> _PROBLEM_: Show every line of the material that follows in which the word "history" occurs.

> _RECORD EXTRACTS_:
···

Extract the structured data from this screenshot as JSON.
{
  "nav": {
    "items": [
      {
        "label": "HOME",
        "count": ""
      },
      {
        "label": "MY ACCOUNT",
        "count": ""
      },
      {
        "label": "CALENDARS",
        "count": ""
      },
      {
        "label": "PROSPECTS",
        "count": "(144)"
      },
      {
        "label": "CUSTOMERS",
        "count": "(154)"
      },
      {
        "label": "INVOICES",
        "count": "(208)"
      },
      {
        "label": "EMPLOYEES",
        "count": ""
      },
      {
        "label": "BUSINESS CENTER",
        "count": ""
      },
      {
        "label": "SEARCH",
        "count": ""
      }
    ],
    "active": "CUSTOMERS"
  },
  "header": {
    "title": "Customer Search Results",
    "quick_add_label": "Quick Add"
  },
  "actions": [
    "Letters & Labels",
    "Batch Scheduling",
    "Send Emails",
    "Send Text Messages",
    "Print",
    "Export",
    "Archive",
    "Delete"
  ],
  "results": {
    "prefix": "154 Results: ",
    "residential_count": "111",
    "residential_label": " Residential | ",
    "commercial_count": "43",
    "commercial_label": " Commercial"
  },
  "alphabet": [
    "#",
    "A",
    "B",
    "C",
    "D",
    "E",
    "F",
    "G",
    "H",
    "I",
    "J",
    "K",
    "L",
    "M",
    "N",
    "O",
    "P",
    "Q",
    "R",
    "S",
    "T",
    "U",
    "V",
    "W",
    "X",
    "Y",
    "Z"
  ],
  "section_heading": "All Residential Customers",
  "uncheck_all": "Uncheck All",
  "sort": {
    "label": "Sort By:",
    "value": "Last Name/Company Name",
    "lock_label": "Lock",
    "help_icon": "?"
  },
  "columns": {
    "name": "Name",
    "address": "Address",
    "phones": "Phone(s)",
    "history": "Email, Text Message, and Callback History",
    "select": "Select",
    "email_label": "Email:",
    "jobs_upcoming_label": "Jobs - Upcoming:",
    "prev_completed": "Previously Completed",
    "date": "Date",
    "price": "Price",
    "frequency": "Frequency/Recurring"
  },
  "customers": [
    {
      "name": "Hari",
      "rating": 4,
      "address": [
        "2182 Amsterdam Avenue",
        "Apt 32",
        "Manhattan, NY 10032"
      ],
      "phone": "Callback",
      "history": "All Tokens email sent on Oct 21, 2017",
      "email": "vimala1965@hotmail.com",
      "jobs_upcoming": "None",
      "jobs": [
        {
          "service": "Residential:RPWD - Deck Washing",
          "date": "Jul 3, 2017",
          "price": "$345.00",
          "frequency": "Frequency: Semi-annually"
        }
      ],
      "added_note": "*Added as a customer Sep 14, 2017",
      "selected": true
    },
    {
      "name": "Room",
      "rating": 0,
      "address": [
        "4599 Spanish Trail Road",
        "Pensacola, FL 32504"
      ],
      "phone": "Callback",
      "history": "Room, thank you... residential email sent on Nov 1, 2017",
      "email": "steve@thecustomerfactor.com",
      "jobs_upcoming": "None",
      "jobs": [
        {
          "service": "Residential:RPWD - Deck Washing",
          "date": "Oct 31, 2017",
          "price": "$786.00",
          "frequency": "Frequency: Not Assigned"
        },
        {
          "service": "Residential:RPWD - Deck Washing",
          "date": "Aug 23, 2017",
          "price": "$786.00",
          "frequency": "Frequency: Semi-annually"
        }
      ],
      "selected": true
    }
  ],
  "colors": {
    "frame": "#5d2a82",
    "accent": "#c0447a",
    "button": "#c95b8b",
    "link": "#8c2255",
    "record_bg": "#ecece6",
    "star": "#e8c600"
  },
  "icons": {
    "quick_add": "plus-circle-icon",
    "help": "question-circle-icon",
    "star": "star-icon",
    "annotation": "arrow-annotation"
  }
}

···

> _RESPONSE TO THE TASK_:
    "history": "Email, Text Message, and Callback History",
      "history": "All Tokens email sent on Oct 21, 2017",
      "history": "Room, thank you... residential email sent on Nov 1, 2017",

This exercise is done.